Schedule one or more short breaks during the study time. Stretching the mind for an hour, calls for stretching the body for a few minutes. Do jumping jacks, play ping pong or the drums…..get up and move.

10. Book bag at bedtime

Create a fail-proof method for getting completed homework assignments to school on time. A good slogan is “homework goes in the book bag at bedtime.”

The Showcase of Learning, A Portfolio Primer

Friday, August 31st, 2012

Portfolios are powerful because they help students learn about their learning.  They provide an opportunity for students to share the responsibility for collecting proof or evidence of learning.  Portfolios are worth doing well because they are a rich resource for reporting…they help student and parents see the results of student learning for themselves.

All portfolios are a collection of evidence of student learning.  They become powerful when they have a purpose.  There are three major purposes for portfolios:  to display student work around a theme or subject, to show the process of learning and to show growth or progress.

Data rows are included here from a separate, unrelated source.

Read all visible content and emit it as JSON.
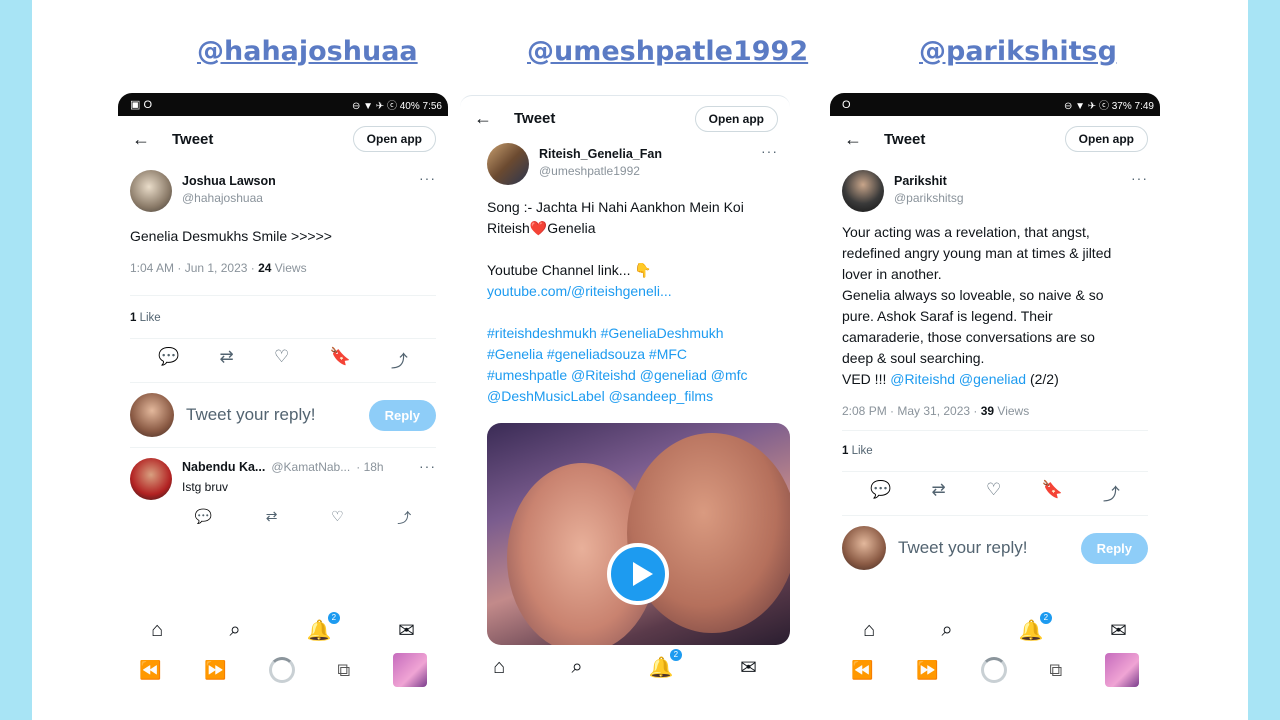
{
  "panels": [
    {
      "handle": "@hahajoshuaa",
      "status": {
        "left": "▣ O",
        "right": "⊖ ▼ ✈ ⓒ 40% 7:56"
      },
      "header": {
        "back": "←",
        "title": "Tweet",
        "open_app": "Open app"
      },
      "author": {
        "name": "Joshua Lawson",
        "handle": "@hahajoshuaa",
        "more": "···"
      },
      "text": "Genelia Desmukhs Smile >>>>>",
      "meta": {
        "time": "1:04 AM · Jun 1, 2023 · ",
        "views_count": "24",
        "views_label": " Views"
      },
      "likes": {
        "count": "1",
        "label": " Like"
      },
      "reply": {
        "placeholder": "Tweet your reply!",
        "button": "Reply"
      },
      "comment": {
        "name": "Nabendu Ka...",
        "handle": "@KamatNab...",
        "time": "· 18h",
        "more": "···",
        "text": "Istg bruv"
      }
    },
    {
      "handle": "@umeshpatle1992",
      "header": {
        "back": "←",
        "title": "Tweet",
        "open_app": "Open app"
      },
      "author": {
        "name": "Riteish_Genelia_Fan",
        "handle": "@umeshpatle1992",
        "more": "···"
      },
      "text_lines": [
        "Song :- Jachta Hi Nahi Aankhon Mein Koi",
        "Riteish",
        "Genelia",
        "Youtube Channel link... 👇"
      ],
      "link": "youtube.com/@riteishgeneli...",
      "hashtag_lines": [
        "#riteishdeshmukh #GeneliaDeshmukh",
        "#Genelia #geneliadsouza #MFC",
        "#umeshpatle @Riteishd @geneliad @mfc",
        "@DeshMusicLabel @sandeep_films"
      ]
    },
    {
      "handle": "@parikshitsg",
      "status": {
        "left": "O",
        "right": "⊖ ▼ ✈ ⓒ 37% 7:49"
      },
      "header": {
        "back": "←",
        "title": "Tweet",
        "open_app": "Open app"
      },
      "author": {
        "name": "Parikshit",
        "handle": "@parikshitsg",
        "more": "···"
      },
      "text_lines": [
        "Your acting was a revelation, that angst,",
        "redefined angry young man at times & jilted",
        "lover in another.",
        "Genelia always so loveable, so naive & so",
        "pure. Ashok Saraf is legend. Their",
        "camaraderie, those conversations are so",
        "deep & soul searching.",
        "VED !!! "
      ],
      "mentions": "@Riteishd @geneliad",
      "suffix": " (2/2)",
      "meta": {
        "time": "2:08 PM · May 31, 2023 · ",
        "views_count": "39",
        "views_label": " Views"
      },
      "likes": {
        "count": "1",
        "label": " Like"
      },
      "reply": {
        "placeholder": "Tweet your reply!",
        "button": "Reply"
      }
    }
  ],
  "nav": {
    "home": "⌂",
    "search": "⌕",
    "bell": "🔔",
    "badge": "2",
    "mail": "✉"
  },
  "browser": {
    "back": "⏪",
    "forward": "⏩",
    "tabs": "⧉"
  },
  "icons": {
    "reply": "💬",
    "retweet": "⇄",
    "like": "♡",
    "bookmark": "🔖",
    "share": "⤴",
    "heart": "❤️"
  },
  "colors": {
    "frame": "#a8e4f5",
    "handle": "#5b7bc4",
    "accent": "#1d9bf0",
    "reply_button": "#8ecdf8"
  }
}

e-Tutor provides a portfolio for each student that the parent can access.  The portfolio gives a report of the lessons completed and the results of quizzes and exams.   We also encourage our students to keep their own  progress portfolio.  We suggest that the student create a folder for each one of the major curricular areas: Language Arts, Mathematics, Science and Social Studies.  As the Activity and Extended Learning sections are completed for each lesson,  these are placed in the folders.  Parents know where to find their child’s work, they can review what their child has done,  the child can refer back to what has been achieved and they provide a basis for discussion.

As time goes by other things can be added to the portfolio, such as a time sheet to record the time the child began and ended a learning session.  Parents can add copies of the e-Tutor portfolio, so that comparisons can be made between accomplishments in  the two types of assessment.

Such a portfolio showcases the learner and his or her own learning, rather than who they could be by making comparisons with others.